The Harpy

By Rebecca
Illustration by Will Hobbs

Generally when we say harpy, we’re referring to, as Random House Dictionary states, “a scolding, nagging, bad-tempered woman; shrew, or a greedy, predatory person.” Perhaps it’s that innate fear or repulsion that leads to so much trouble when trying to learn about the mythological creature the harpy.
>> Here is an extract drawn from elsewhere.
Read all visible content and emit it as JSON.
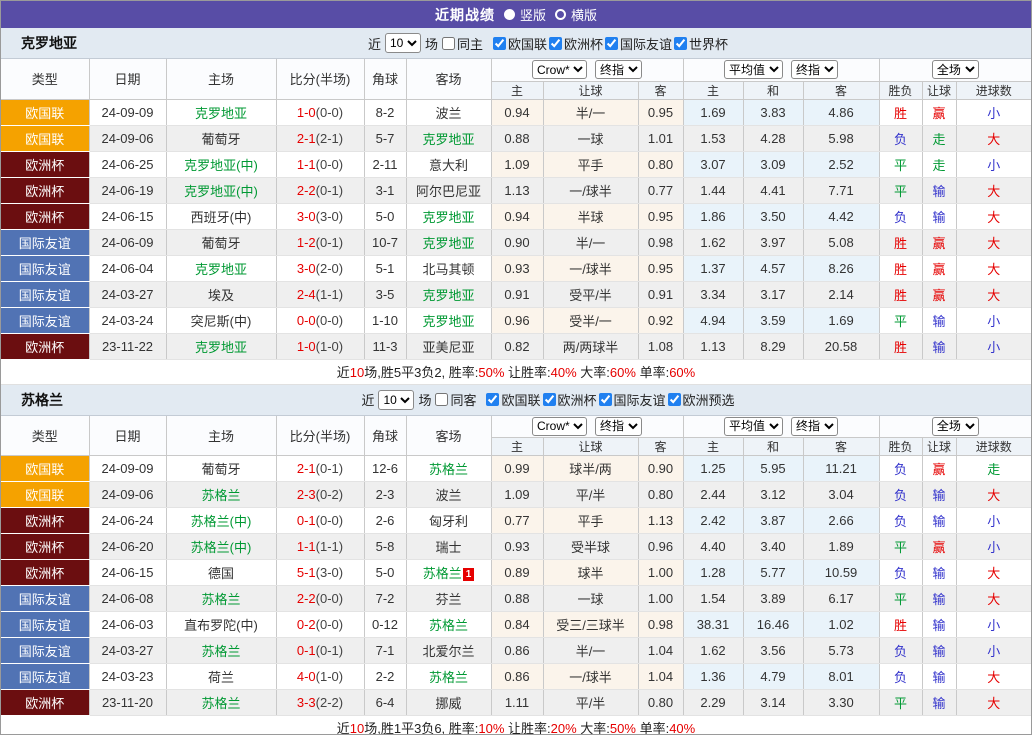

Let’s start with appearance, one source tells me that harpies started out as beautiful goddesses but over time were morphed into nasty creatures, and then others say they started out down right hideous, but have been toned down to the creatures we generally think of when considering the harpy. Therefore, what are we looking at here? Obviously it varies based on artistic interpretation, but at the most basic it’s a woman who from the torso down is bird and has wings large enough to carry her in flight. Sometimes the face is less human in appearance, with bulging eyes and tusks, other times the face is the only human component and the body is entirely bird. (For the record, for me the harpy will always look like the harpy from the movie “The Last Unicorn”.)

Everyone seems to agree that in Greek mythology the harpies were the daughters of Thaumas and Electra. Of course, how many were there? A few sources say two to three: Aello and Octpete, with Celaeno as a later addition. One source goes so far as to say three to four: Aello, Octpete, Celaeno, and a possible extra to make four! No matter the number, harpies make appearances throughout Greek myth, generally harassing, stealing, or killing anything they feel like.

In the Middle Ages an image of a harpy was used on coats-of-arms. It was referred to as the “virgin eagle”. I have many exciting theories on why the harpy was a virgin, all of them would be inappropriate for me to say, and many of which you can guess for yourself.

In an interesting, and more all age appropriate side note, the largest raptor found in North and South America is the Harpy Eagle. Yup, named after the mythological creature. It’s certainly cuter than any version of the mythological harpy I can imagine. On the other hand, it still totally gives me the creeps.